**ASSIGNED TASK**: Find the string "title" in the listing and report every line that has it.

**EXCERPTED DATA**:
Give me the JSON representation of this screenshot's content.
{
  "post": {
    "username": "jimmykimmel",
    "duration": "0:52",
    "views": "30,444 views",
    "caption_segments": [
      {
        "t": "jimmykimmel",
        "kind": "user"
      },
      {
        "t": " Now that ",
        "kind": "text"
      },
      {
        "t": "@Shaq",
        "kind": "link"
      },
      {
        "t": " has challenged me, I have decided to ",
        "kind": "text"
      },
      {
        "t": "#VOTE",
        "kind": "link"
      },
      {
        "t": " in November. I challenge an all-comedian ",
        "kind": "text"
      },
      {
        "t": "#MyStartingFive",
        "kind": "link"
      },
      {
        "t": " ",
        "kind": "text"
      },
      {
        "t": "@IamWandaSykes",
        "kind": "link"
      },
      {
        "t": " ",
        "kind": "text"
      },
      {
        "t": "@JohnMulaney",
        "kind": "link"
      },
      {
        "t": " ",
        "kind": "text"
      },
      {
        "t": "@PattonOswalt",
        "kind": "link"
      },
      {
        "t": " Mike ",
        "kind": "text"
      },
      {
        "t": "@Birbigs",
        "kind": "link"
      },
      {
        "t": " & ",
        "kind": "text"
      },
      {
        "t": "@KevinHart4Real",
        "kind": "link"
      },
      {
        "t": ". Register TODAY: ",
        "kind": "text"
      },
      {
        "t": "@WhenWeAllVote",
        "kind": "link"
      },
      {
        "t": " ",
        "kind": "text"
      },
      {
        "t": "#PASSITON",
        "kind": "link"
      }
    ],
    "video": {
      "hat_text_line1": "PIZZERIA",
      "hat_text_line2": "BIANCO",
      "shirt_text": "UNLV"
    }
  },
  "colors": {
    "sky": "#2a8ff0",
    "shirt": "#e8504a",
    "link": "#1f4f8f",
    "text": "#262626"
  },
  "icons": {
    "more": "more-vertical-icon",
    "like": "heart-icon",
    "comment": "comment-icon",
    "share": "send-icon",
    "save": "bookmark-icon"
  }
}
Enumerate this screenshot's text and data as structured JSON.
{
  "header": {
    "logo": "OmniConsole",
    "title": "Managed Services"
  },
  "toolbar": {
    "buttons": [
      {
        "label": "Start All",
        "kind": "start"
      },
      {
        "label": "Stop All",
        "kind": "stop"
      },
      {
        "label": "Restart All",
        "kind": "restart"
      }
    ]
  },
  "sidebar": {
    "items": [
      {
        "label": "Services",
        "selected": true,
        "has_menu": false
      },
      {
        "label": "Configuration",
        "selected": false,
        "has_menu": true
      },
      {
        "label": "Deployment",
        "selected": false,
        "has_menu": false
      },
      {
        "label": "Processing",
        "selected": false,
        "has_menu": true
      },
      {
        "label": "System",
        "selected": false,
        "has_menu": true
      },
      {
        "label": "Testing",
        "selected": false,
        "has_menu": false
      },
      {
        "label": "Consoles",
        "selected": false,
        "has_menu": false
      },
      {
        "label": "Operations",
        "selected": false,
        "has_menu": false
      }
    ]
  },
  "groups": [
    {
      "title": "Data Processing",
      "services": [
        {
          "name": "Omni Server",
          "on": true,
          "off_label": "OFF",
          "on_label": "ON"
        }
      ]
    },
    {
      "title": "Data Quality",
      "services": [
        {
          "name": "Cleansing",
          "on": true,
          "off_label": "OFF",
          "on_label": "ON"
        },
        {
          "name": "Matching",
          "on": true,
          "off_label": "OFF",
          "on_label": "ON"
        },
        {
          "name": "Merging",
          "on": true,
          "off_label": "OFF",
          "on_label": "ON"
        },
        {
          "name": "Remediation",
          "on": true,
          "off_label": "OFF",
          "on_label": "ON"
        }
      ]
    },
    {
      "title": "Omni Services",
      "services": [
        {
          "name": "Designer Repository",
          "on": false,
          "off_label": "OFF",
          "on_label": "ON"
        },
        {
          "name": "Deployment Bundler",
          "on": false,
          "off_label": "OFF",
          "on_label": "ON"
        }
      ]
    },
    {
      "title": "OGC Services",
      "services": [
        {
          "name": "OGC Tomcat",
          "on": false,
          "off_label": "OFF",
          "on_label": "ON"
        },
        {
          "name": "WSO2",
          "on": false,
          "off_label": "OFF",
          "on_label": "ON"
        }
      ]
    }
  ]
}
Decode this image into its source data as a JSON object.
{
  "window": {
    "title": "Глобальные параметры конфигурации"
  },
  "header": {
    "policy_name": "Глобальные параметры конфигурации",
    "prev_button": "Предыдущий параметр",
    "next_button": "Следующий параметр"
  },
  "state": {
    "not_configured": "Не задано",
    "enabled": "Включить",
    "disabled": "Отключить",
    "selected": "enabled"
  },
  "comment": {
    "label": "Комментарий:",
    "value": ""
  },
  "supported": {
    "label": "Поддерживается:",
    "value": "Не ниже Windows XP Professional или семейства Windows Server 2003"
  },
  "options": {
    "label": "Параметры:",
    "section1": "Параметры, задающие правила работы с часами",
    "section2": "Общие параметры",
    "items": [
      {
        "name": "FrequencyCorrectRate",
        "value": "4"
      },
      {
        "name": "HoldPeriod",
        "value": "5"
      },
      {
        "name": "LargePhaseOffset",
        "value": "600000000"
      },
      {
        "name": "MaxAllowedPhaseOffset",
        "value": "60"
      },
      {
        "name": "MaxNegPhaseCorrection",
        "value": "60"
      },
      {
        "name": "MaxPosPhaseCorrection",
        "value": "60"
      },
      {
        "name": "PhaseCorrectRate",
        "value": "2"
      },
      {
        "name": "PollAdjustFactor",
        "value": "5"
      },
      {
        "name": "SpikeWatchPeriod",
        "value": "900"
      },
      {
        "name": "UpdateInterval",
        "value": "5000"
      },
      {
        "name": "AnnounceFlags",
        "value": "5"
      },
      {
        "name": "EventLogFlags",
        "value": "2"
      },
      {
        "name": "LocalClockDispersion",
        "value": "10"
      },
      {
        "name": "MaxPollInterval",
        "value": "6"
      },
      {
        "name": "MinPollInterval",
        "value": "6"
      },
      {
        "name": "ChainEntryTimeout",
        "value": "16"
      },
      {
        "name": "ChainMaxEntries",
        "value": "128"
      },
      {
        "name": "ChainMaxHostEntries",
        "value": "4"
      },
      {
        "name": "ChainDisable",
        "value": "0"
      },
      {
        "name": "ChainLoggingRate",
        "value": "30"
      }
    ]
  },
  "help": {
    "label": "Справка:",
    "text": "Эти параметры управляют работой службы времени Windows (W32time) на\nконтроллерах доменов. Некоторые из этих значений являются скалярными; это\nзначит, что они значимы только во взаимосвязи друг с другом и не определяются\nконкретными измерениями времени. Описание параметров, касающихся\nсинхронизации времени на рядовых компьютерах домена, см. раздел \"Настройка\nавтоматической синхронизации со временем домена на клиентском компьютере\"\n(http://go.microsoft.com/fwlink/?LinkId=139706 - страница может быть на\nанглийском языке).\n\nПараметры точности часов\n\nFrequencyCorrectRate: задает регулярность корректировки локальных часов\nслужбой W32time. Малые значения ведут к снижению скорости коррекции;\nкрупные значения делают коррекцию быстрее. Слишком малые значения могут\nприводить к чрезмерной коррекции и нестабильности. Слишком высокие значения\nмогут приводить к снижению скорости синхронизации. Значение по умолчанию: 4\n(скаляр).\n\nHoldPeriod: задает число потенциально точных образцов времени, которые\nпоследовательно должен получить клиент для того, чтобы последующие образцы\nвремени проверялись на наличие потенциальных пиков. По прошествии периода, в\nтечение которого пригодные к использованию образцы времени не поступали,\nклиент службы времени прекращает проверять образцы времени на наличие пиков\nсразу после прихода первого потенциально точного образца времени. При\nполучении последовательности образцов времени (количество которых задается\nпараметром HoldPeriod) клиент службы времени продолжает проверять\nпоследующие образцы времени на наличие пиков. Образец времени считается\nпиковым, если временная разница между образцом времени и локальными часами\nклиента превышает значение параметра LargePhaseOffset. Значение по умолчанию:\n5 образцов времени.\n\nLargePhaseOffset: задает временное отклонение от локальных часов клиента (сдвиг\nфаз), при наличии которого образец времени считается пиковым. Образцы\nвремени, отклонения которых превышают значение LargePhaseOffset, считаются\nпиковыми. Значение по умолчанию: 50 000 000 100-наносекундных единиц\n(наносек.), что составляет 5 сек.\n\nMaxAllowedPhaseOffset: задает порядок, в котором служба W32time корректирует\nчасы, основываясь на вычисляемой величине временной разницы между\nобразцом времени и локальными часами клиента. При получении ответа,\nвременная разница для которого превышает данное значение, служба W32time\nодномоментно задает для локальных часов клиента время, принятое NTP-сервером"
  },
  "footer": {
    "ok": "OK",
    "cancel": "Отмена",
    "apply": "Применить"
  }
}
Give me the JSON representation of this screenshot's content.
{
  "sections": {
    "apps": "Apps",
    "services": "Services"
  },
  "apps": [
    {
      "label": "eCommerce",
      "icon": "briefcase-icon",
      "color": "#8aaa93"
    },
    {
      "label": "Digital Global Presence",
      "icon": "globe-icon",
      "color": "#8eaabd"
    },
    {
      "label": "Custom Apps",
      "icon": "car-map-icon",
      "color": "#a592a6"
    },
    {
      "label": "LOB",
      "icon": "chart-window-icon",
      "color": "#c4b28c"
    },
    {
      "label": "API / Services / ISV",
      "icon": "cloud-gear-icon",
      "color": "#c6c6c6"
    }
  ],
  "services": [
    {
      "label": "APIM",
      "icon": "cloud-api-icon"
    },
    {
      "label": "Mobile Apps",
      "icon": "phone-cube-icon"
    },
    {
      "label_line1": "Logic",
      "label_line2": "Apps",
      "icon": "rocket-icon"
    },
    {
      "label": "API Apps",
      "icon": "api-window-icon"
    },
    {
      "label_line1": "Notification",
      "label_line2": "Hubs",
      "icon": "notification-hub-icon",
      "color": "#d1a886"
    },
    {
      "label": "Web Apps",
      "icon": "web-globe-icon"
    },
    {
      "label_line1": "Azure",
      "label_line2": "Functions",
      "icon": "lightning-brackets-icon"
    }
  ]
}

**EXERCISE RESPONSE**:
    "title": "Managed Services"
      "title": "Data Processing",
      "title": "Data Quality",
      "title": "Omni Services",
      "title": "OGC Services",
    "title": "Глобальные параметры конфигурации"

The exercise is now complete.